Pretty much any '90s film starring Robin Williams was an absolute gem, but this one in particular is timeless. His gift of balancing childlike humor with emotional gravitas lent itself so well to playing the now grown and cynical Peter Pan, who must learn to reclaim his joy (relatable, millennials?). It was a bang-a-rang-er, no question.

7. "Space Jam"

via GIPHY

It had Looney Tunes, it had aliens and it had Michael Jordan. That’s a winning combination.

8. "Matilda"

via GIPHY

I don’t think I’m out of line when I say that this movie helped a lot of kids make their way through difficult childhoods.

9. "The Parent Trap"

via GIPHY

Even '90s reboots were awesome. And how fun it is to see that Lisa Ann Walker—the actress who played Chessy the housekeeper—is not only yet again gracing the screens in NBC’s “Abbott Elementary,” but is also being revered as a style icon on TikTok for her ultra casual looks in the film. We all knew she was onto something with long button downs and shorts.

10. "The Land Before Time"

via GIPHY


No cartoon, not even “The Lion King,” was a better depiction of childhood grief. And yet, despite encapsulating tragedy, director Don Bluth still left viewers hopeful. The subsequent 14 (yes 14) sequels definitely pale in comparison to the original, but "The Land Before Time" continues to stand the test of time nonetheless.

11. "Richie Rich"

via GIPHY

The scene where they play tag on four-wheelers is simply iconic.

12. "Dunston Checks In"

via GIPHY

Man, the '90s were the golden age of animal-centered films. And not just monkeys either—we got sports playing golden retrievers and not one, but two movies starring talking pigs. What a time to be alive. These films were made before CGI had reached the levels it’s at today, and the authentic interactions between humans and creatures reached right through the screen.

13. "George of the Jungle"
george of the jungle, brendan faser

Watch out for the tree!!!

Giphy

Have I seen this movie at least 20 times? Probably. It doesn’t get any better than this in terms of silly action films with bird puppets. It’s crazy to think that this role would eventually lead Brendan Fraser to "The Mummy" franchise, turning him into a household name.

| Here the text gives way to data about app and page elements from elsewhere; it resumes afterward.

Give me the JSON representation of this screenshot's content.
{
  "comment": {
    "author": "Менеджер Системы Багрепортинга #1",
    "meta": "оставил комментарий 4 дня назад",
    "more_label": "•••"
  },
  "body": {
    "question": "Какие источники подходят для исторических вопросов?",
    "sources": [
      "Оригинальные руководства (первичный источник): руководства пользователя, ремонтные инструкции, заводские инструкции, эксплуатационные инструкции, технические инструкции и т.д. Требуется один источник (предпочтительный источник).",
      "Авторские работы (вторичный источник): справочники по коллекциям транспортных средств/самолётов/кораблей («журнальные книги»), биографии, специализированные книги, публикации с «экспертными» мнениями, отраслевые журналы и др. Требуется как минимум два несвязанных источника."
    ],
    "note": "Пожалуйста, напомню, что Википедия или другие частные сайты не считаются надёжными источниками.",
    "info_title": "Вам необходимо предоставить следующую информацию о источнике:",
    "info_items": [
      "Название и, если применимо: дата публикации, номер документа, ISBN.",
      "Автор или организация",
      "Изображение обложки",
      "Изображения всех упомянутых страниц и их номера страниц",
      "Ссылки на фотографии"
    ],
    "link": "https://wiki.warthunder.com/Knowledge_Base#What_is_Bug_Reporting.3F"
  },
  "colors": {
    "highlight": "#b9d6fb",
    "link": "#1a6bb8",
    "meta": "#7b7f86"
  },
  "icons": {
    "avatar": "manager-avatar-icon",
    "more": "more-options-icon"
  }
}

Though his career has had some tragic ups and downs, we are all grateful for the glorious comeback he’s been having.

14. Anything involving Mary-Kate and Ashley Olsen
mary kate and ashley

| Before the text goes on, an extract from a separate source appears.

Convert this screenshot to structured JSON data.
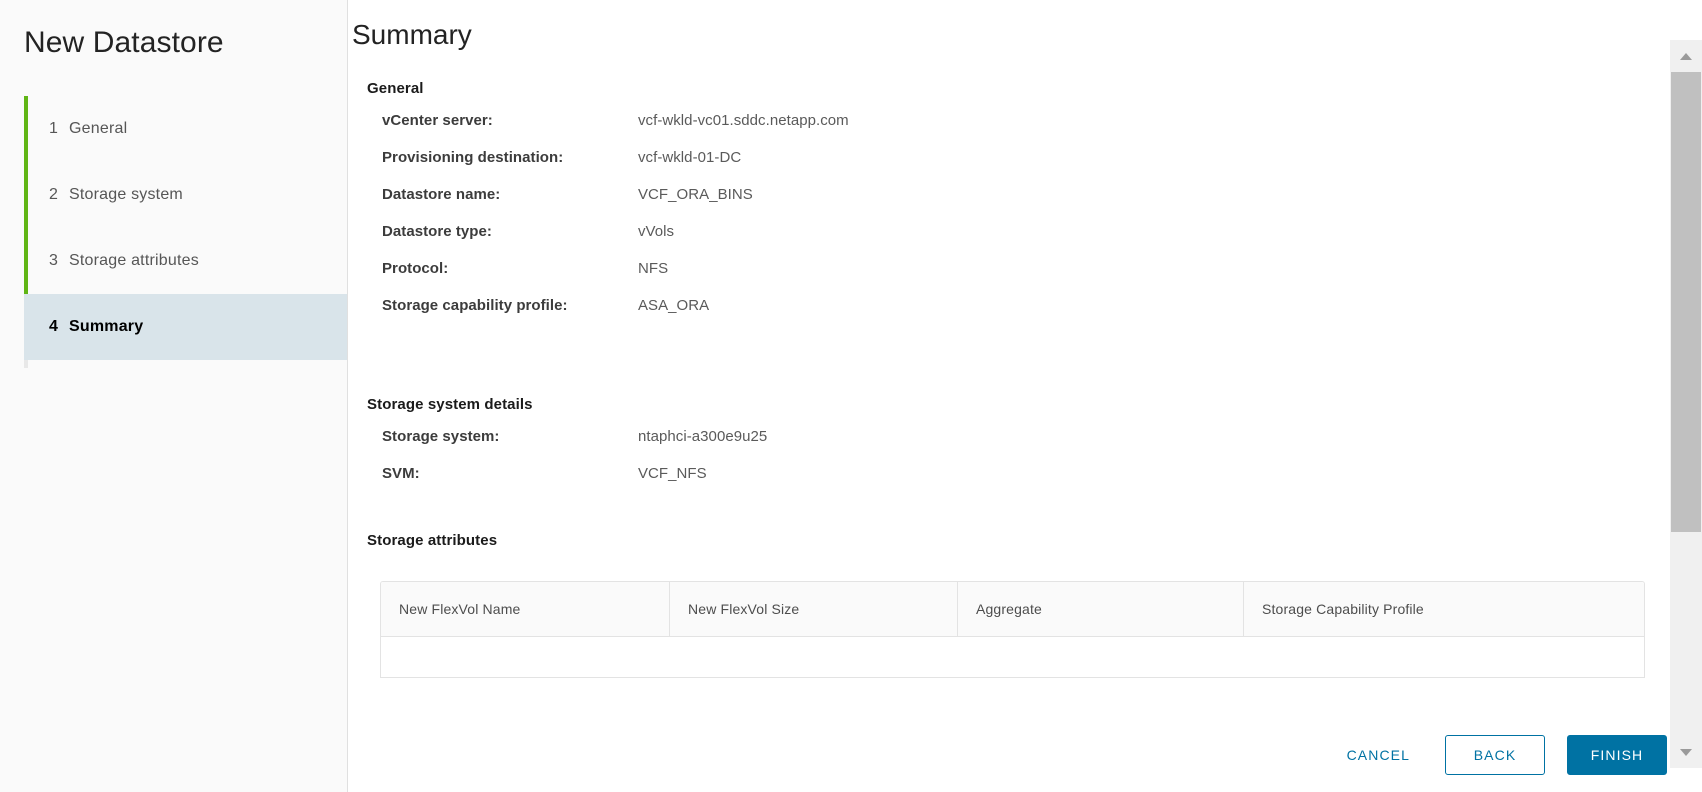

Yes, they were professional detectives.

Giphy

Whether vacationing in London, Paris or Rome, whether playing magical witches or making a huge billboard so their father could find love … Mary-Kate and Ashley Olsen offered zany, whimsical entertainment while wearing fun outfits. Sometimes, that’s all you need.